_EXERCISE DIRECTIONS_
Reproduce each line of the entries that carries "Viewer".

(Items from an interface collection)
--- START ---
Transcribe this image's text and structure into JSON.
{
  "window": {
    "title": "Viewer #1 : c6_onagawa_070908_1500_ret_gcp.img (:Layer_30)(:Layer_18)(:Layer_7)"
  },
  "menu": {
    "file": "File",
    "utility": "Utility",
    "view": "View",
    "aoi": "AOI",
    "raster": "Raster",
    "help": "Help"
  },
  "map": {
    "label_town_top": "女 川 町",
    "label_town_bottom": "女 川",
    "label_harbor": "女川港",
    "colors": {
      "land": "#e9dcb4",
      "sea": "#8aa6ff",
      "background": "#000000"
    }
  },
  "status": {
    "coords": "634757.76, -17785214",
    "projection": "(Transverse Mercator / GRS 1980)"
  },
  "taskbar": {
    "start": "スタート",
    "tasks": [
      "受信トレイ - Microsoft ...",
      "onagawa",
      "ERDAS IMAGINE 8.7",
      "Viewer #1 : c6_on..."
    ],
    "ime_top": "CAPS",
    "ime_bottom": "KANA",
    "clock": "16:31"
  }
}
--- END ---
_OUTPUT FOR THIS EXERCISE_
    "title": "Viewer #1 : c6_onagawa_070908_1500_ret_gcp.img (:Layer_30)(:Layer_18)(:Layer_7)"
      "Viewer #1 : c6_on..."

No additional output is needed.